I was so busy teaching people to make yarn out of old T-shirts and clothing, and finger-knitting and needle-felting recycled felt scrap, that I barely had time to eat lunch - never mind get to see the rest of the exhibits or chat with friends who dropped by my display. What I did get to see has inspired me to further explore the ideas and possibilities of using some of the technologies - light, sound, movement - working them into my gallery art in the future. I would love to find a way to animate and light sculptures made with recycled and repurposed materials.
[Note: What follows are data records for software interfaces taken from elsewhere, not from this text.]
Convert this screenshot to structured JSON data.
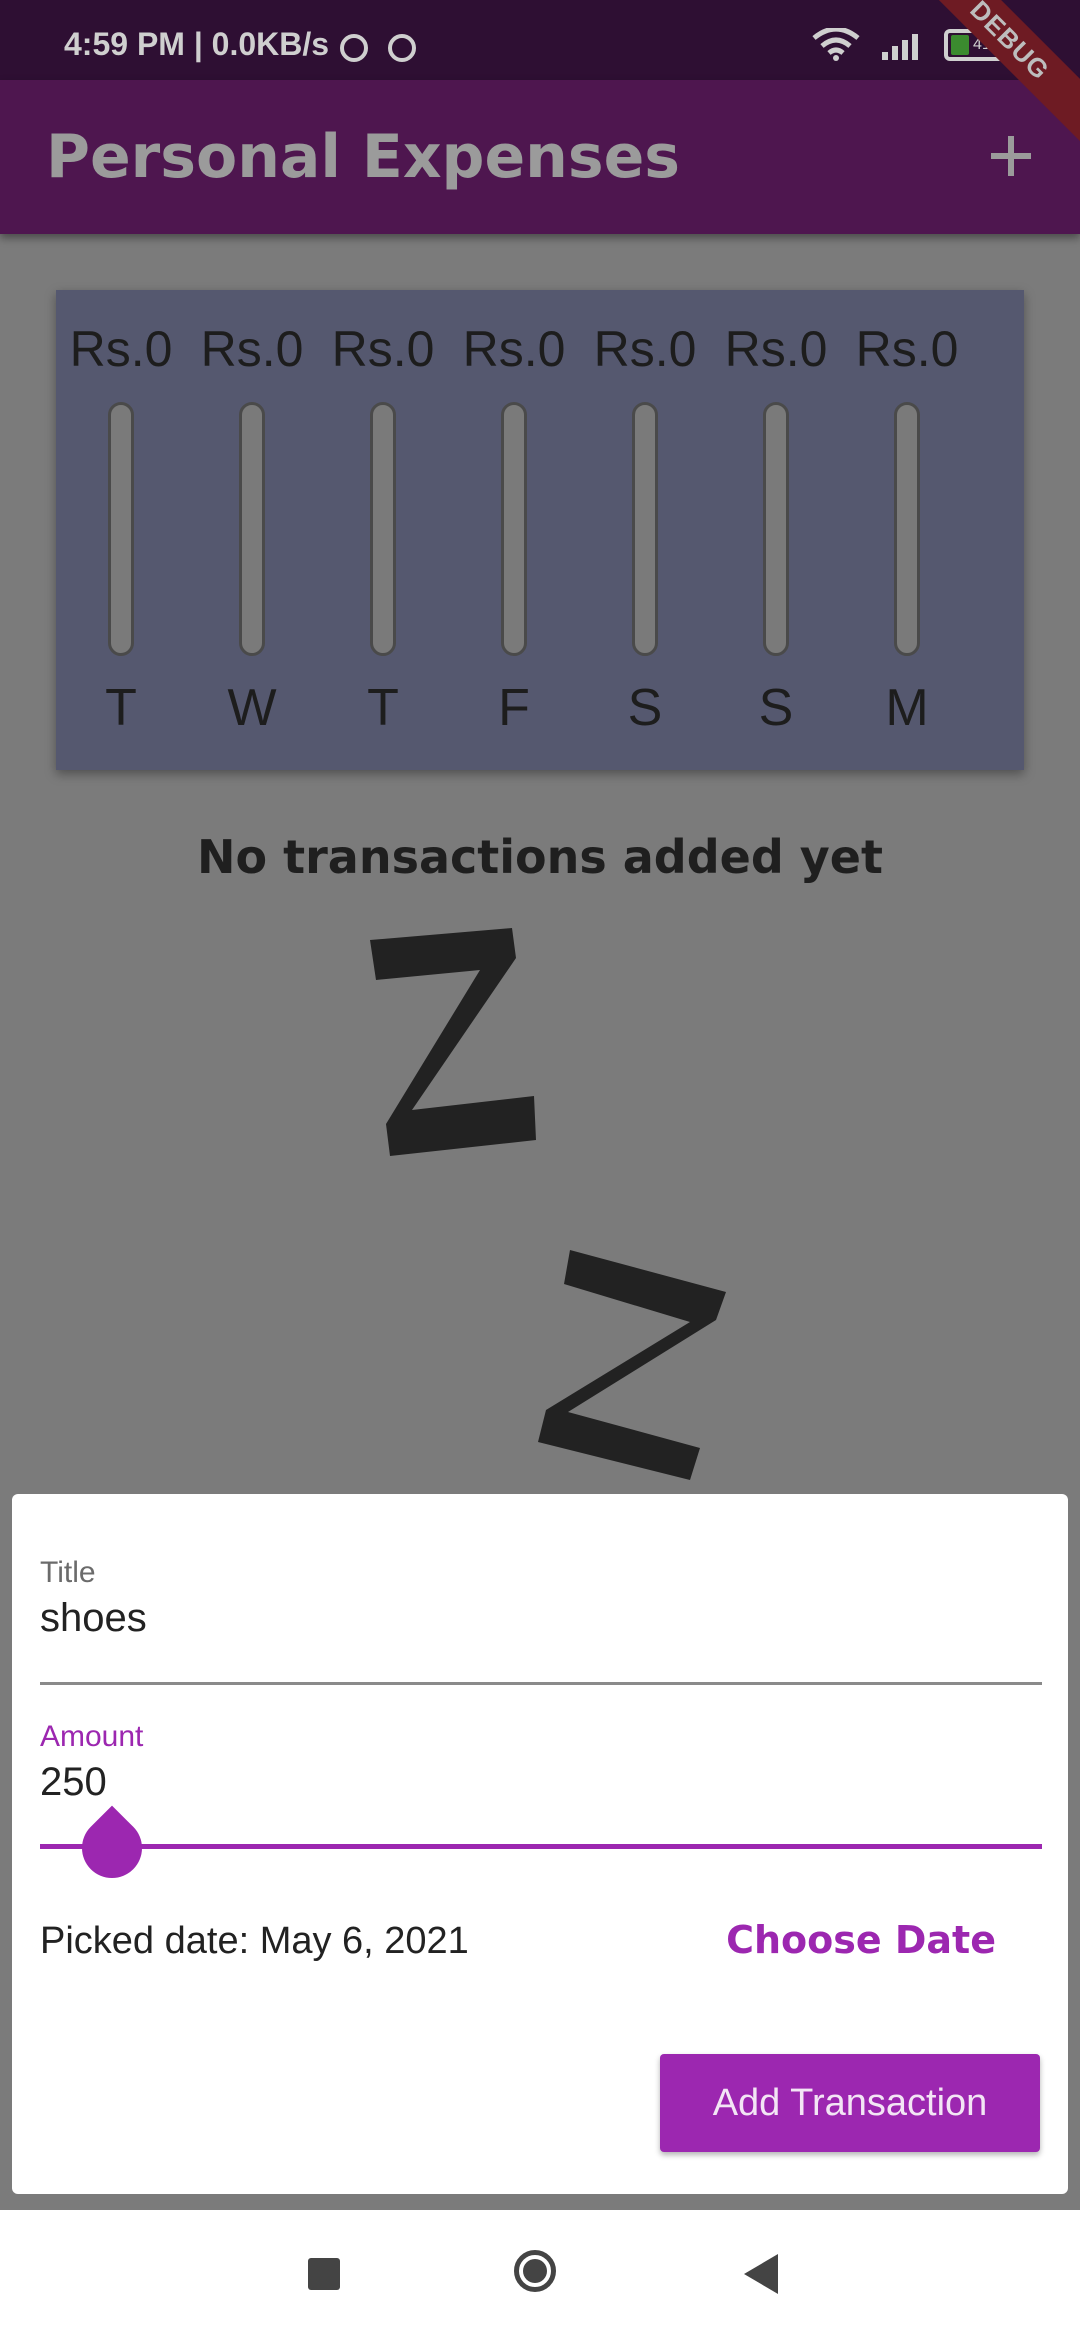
{
  "status_bar": {
    "time_network": "4:59 PM | 0.0KB/s",
    "battery_label": "41",
    "icons": [
      "wifi-icon",
      "signal-icon",
      "battery-icon"
    ]
  },
  "app_bar": {
    "title": "Personal Expenses",
    "add_icon": "add-icon",
    "debug_banner": "DEBUG"
  },
  "chart_data": {
    "type": "bar",
    "categories": [
      "T",
      "W",
      "T",
      "F",
      "S",
      "S",
      "M"
    ],
    "values": [
      0,
      0,
      0,
      0,
      0,
      0,
      0
    ],
    "labels": [
      "Rs.0",
      "Rs.0",
      "Rs.0",
      "Rs.0",
      "Rs.0",
      "Rs.0",
      "Rs.0"
    ],
    "title": "",
    "xlabel": "",
    "ylabel": "",
    "ylim": [
      0,
      1
    ]
  },
  "empty_state": {
    "message": "No transactions added yet",
    "image_icon": "sleeping-zz-icon"
  },
  "form": {
    "title_label": "Title",
    "title_value": "shoes",
    "amount_label": "Amount",
    "amount_value": "250",
    "picked_date_text": "Picked date: May 6, 2021",
    "choose_date_label": "Choose Date",
    "submit_label": "Add Transaction"
  },
  "nav_bar": {
    "icons": [
      "recent-apps-icon",
      "home-icon",
      "back-icon"
    ]
  },
  "colors": {
    "primary": "#9c27b0",
    "app_bar": "#4e164f",
    "chart_background": "#55586f"
  }
}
And it was so much fun with the T-Shirt yarn-making and simple finger-knitting - I felt like a magician on stage, pulling scarves out of ears, rabbits out of hats. I loved the surprise of showing people that an old T-shirt with a stain or hole can have a different use, can magically turn into something totally different for at least one more "life" before it is given to a recycler to break down the fibres. And all you need is a sharp pair of scissors, your hands, and perhaps crochet or knitting needles. You can make a rope with your hands. No other tools needed.
Being part of this event was a great way for me to explore the market for both sales and teaching of new/old skills! One of the outcomes was finding that there is definitely an interest in classes for learning new creative ways to recycle household stuff that would normally go into trash. I am now working on finding a location to teach the classes, and all of the other logistics that go with that. Hopefully I will be set up and running these by the fall.
It also gave me a chance to talk about one of my other passions - the environment, waste management and diversion, and ways each of us can make a small practical difference. So many people are concerned, and looking for ways to make a difference in their own lives. If we cannot stop climate change, perhaps the ripple effect of individuals changing their own consumer habits, and attitudes, will at least slow the speed of the changes.
I arrived home afterward, thanks to Andie and her truck, (she got me there and back!) she stacked my bins in the living room - and I have been so busy since that I have not had time to unpack and put things away.
Next - an Art Exhibition
Two of my piece of mixed media sculpture were accepted for a juried show at Propeller - an artist run gallery in West Queen West. The opening of The Politics of Art was last night.
I arrived at the gallery to find that the pieces were all beautifully displayed - including the fact that my piece Trafficked was hung from the ceiling on a chain by the window - allowing her to sway and move and come to life as people touched and read the tags that make up her skirt (I had added a sign that said people were encouraged to interact with the piece). The other piece - Detained - was centered on a large white wall, and given lots of space.
I was very moved by the interest in both pieces, the time people took to observe and take in the meaning, their supportive comments.
Both pieces are very hard to look at and absorb, speaking to the hardship and violence and suffering that refugees and other vulnerable people go through. The interconnected issues of human trafficking and the refugee crisis in our world are something I cannot ignore, and I am striving to help people take in the meaning, the despair, the appalling inhumanity of the situation and the heart-breaking treatment that people go through - treated as other, as alien, as less than human, a problem to be solved, dangerous, and in the case of Trafficked - as commodities to be bought and sold. In creating these works, I am also working through the disturbing emotions the issues bring up in myself.
The show continues until July 30 at Propeller, 30 Abell Street, Toronto.
Next on my agenda: a multi-cultural, community grant proposal application. More on that later.
Photos by Diane Slawych